Boadicea needs to get a clue. I've gotten approval & started on posters for big shows, then right before it goes to print I get a call saying the show has sold out. The promoter/venue has already committed to the poster and included it in the promotion budget at that point. A handful of those times I was asked to put "Sold Out" on the poster?
So why is that lame? It's an accurate visual record of that particular gig, and was delivered prior to the show for promotion, just as promised.
"Of course I get consent from both the management from the Troubadour and the band. The Troub gets consent from the bands, and that is why we give posters to the band as a thanks for playing. The reason a mojority of these posters say "sold out" on them, is because these are the only posters that have enough budget for it."
did she get hired by the club with the permission from the band....yeos. if there's something weird it's that the troub wants to keep it's image up by ordering posters for mostly sold out shows. that's not her problem, she's making posters that document the gig. lot's of folks do that.
If it makes it easier to understand, I am "asked" to show that a concert is sold out on a poster (its business). This is still an advertisement, because many of the bands that play at the Troub end up playing again. I'ts a quick reminder to viewers that shows fill up fast for such a small venue.
Sorry for the confusion, but don't worry these poster ARE gig posters.

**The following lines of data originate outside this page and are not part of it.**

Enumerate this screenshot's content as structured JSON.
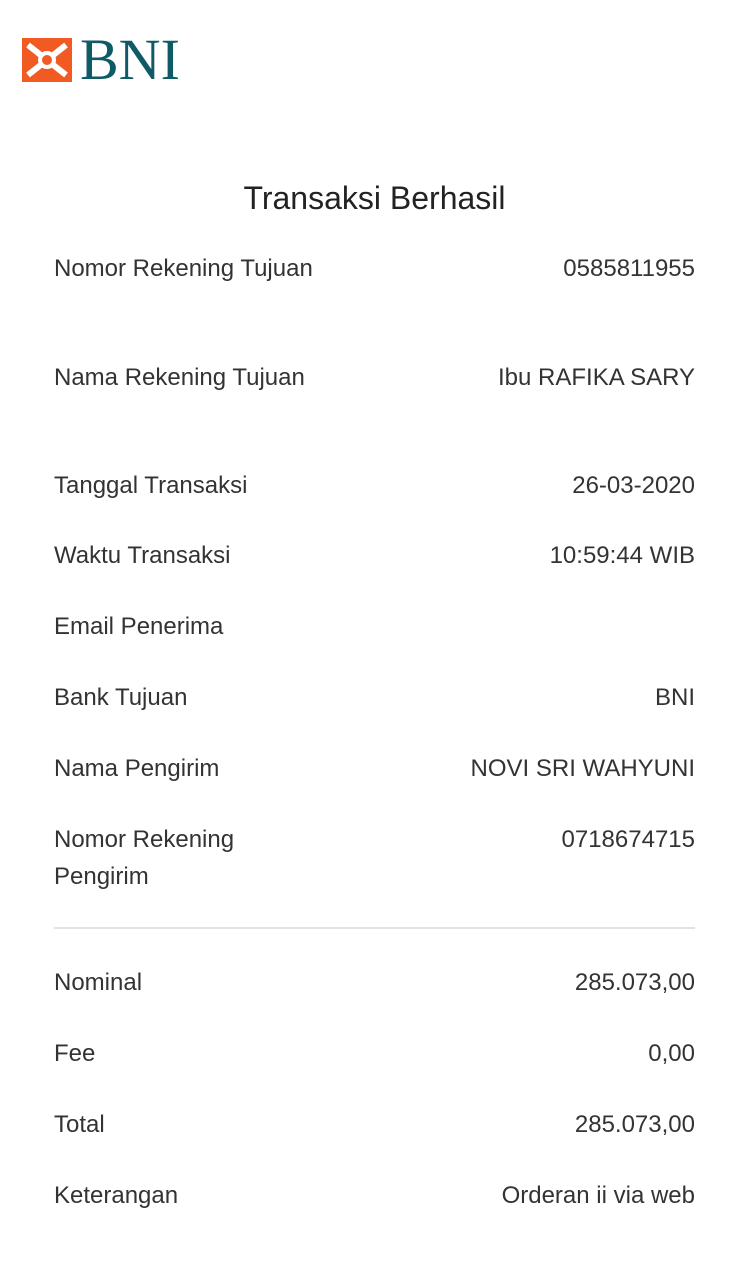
{
  "header": {
    "brand_name": "BNI",
    "brand_color": "#0e5a66",
    "accent_color": "#f15a22"
  },
  "page": {
    "title": "Transaksi Berhasil"
  },
  "details": [
    {
      "label": "Nomor Rekening Tujuan",
      "value": "0585811955"
    },
    {
      "label": "Nama Rekening Tujuan",
      "value": "Ibu RAFIKA SARY"
    },
    {
      "label": "Tanggal Transaksi",
      "value": "26-03-2020"
    },
    {
      "label": "Waktu Transaksi",
      "value": "10:59:44 WIB"
    },
    {
      "label": "Email Penerima",
      "value": ""
    },
    {
      "label": "Bank Tujuan",
      "value": "BNI"
    },
    {
      "label": "Nama Pengirim",
      "value": "NOVI SRI WAHYUNI"
    },
    {
      "label": "Nomor Rekening Pengirim",
      "value": "0718674715"
    }
  ],
  "amounts": [
    {
      "label": "Nominal",
      "value": "285.073,00"
    },
    {
      "label": "Fee",
      "value": "0,00"
    },
    {
      "label": "Total",
      "value": "285.073,00"
    },
    {
      "label": "Keterangan",
      "value": "Orderan ii via web"
    }
  ]
}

Of course I get consent from both the management from the Troubadour and the band. The Troub gets consent from the bands, and that is why we give posters to the band as a thanks for playing. The reason a mojority of these posters say "sold out" on them, is because these are the only posters that have enough budget for it.
"In my case these posters are used as gifts to the band/portfolio... and well practice."

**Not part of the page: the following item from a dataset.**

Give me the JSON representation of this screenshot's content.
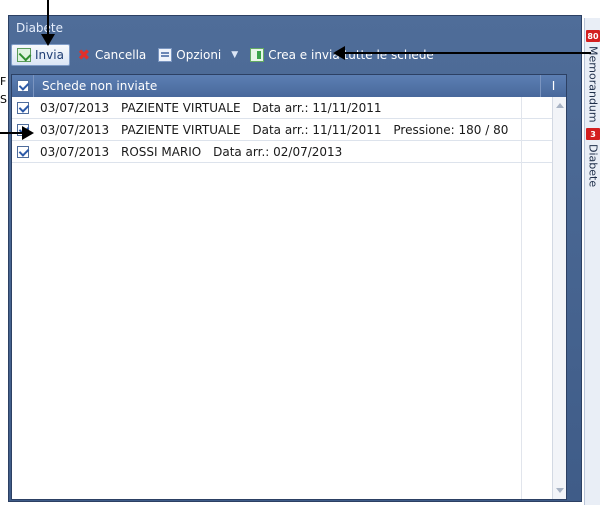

I love the Troubadour despite the everpresent smell of urine -yet nobody at the Troubadour knows how to answer a phone or email and thus give consent-so unless you got consent directly from the band or management it's not a gigposter. And this isn't Giftposters.com or GiftPortfolio.com!
If you check all my posters, I am pretty sure most of them say sold out. Some posters aren't used for concert promotional uses. In my case these posters are used as gifts to the band/portfolio... and well practice.
poster child* from a clubs point of view it's allways good to promote the fact that shows are selling out. people tend to buy more tickets to future dates if they kno that there is the distinct possibility of a sell-out. i've had this happen many times but....... i've usually designed a second banner to go over the poster, not design the "sold out" into the poster itself.
"Maybe it's because the show is like, sold out."
yeah, so I gathered. But doesn't making posters for a sold out show, like, run contrary to the nature of advertising/postering?
Like I said, I like the poster. I'm just curious about the bit of info on the poster that tells the viewer it's sold out. I've never seen that on a gigposter before.